When a name is received at birth, it is generally assumed to be legally permanent. It follows a person through life. Without it, routine tasks can become major or even insurmountable. For many people in the transgender community, the simple act of producing identification – that often doesn’t look like them, doesn’t identify them as the gender they identify with and uses a birth name that feels foreign to them – can all bring shame.

Having a legal name and identification that matches their identity can help humanize the experience of a transgender person and allow them to confidently present an ID.

“People are people, and they deserve to be respected. They deserve to live their lives authentically,” says Sonia Chung, a member of PNC’s corporate legal team and pro bono committee.

Chung volunteers with the Transgender Legal Defense and Education Fund’s (TLDEF) Name Change Project,1 which matches transgender applicants with legal representation to navigate the process of changing their names.

In partnership with Pittsburgh-based law firm Reed Smith, members of PNC’s corporate legal team offer their legal expertise to participants. Through the program, they’ve donated many hours to help dozens of transgender people work through the name change process – at no cost to participants.

A Daunting Process Without Support

“While you don’t need a lawyer to help get your documents changed, it is daunting to do this without support,” Chung says. “The whole process, from beginning to end, is several months of work and interaction.”

That work includes fingerprinting and background checks for any issues such as outstanding debts or criminal convictions, then filing the paperwork with the court system. Trying to go through it alone without an advocate can be overwhelming and expensive. Transgender people often quit from frustration when they are faced with doing it on their own.

“It probably takes a month or two with the court, then there is a court hearing where the name is finally changed. Once the client has their paperwork and it matches who they are, hopefully they can move forward,” says Chung.

She estimated that paying for such assistance might cost several thousand dollars.

“The clients I’ve typically seen through the program don’t always have resources, and it would be very difficult to hire a private attorney,” Chung adds.

She recalled two clients who were gainfully employed but qualified for governmental assistance. Without this kind of community effort, they would not have been able to change their documents.

Beyond the cost savings, with an attorney’s help, the court process becomes more accessible. The transgender person has an advocate, calling them by their chosen name, using the pronouns they identify with and showing them respect.

The Name Change Project has helped facilitate over 3,000 name changes since it began in 2007 – 384 completed in 2021. The program currently offers support to people living in all five boroughs of New York and several counties in New Jersey with plans to open additional sites in Chicago, Milwaukee, Pittsburgh, Philadelphia, Atlanta and Detroit.

Volunteering The Time

PNC Managing Senior Counsel Katy Leonard also volunteers with the pro bono clinics and says the work provides great education and insight into the issues, risks and emotional strain that disadvantaged clients face.

While you don’t need a lawyer to help get your documents changed, it is daunting to do this without support.

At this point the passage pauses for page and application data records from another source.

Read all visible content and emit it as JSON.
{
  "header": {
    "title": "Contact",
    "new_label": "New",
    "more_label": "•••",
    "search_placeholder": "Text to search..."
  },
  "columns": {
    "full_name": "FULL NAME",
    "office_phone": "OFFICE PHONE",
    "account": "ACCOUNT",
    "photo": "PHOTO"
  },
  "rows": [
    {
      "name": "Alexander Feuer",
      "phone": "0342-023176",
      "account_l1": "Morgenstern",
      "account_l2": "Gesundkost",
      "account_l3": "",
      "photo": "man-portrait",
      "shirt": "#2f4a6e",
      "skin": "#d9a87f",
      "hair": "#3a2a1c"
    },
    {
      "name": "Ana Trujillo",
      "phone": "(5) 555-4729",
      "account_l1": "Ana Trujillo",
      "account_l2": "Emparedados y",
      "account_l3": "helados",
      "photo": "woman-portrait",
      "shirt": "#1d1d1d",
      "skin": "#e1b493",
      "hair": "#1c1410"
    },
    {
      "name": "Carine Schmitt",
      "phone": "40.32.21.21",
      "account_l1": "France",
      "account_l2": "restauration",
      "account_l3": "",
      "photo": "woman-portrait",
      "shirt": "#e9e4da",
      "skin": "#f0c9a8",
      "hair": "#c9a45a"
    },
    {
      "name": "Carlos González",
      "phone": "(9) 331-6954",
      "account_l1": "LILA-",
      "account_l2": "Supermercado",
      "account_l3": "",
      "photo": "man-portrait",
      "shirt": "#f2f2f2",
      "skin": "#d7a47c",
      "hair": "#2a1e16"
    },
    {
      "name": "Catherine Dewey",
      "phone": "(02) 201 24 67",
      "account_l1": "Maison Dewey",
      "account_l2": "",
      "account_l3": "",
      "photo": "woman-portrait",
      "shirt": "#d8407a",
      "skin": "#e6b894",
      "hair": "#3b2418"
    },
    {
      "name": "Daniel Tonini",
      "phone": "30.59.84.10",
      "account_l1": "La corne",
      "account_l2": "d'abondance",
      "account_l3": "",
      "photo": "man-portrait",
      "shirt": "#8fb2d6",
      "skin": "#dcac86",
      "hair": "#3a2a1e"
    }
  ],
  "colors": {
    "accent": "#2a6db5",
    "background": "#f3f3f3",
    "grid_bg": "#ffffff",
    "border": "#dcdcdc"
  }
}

The whole process, from beginning to end is several months of work and interaction.

— Sonia Chung, member of PNC corporate legal team and pro bono committee

“Because I’m not a member of the transgender community, I never really thought about the barriers to them feeling empowered to do things on a day-to-day basis. I see how the rest of us may take that for granted,” Leonard says. “Life can be really difficult for transgender individuals with concerns about privacy and safety. So, we counsel them on the process for ensuring their name and address are not on public record.”

Blair Miicke, another managing counsel at PNC, also volunteers with the Name Change Project. He sees his participation as alignment with PNC’s efforts toward Corporate Responsibility and diversity and inclusion. He encourages prospective volunteers to be involved with the entire process, because it can offer them greater understanding of the client and their story.

“Volunteers can’t pry into the lives of clients,” he says, “but if you listen, you learn what they have had to do to get where they are and to be comfortable with themselves. And that’s all pretty amazing.”

Reflecting PNC’s Commitment to LGBTQ+ Equality

Participating in the Name Change Project aligns with PNC’s ongoing support of organizations that promote diversity and inclusion for the LGBTQ+ community. For example, PNC supports the Human Rights Campaign’s (HRC) mission, and joined its Business Coalition for Equality Act. This coalition consists of a group of leading U.S. employers that supports the Equality Act, federal legislation that would provide the same basic protections to members of the LGBTQ+ community as are provided to other protected groups under federal law.

These commitments reflect PNC’s investment in actively supporting an inclusive culture beyond the walls of the bank – one in which people within the communities the bank serves can feel seen and valued and where their dignity is upheld.

“Having a name that both affirms and aligns with who you are and how you wish to be identified can be a transformative experience. It not only empowers the person, but it also improves their access to the same resources others enjoy and supports true inclusion,” says Gina Coleman, PNC chief diversity officer. “From that perspective, the Name Change Project’s lasting emotional and practical impact can’t be measured.”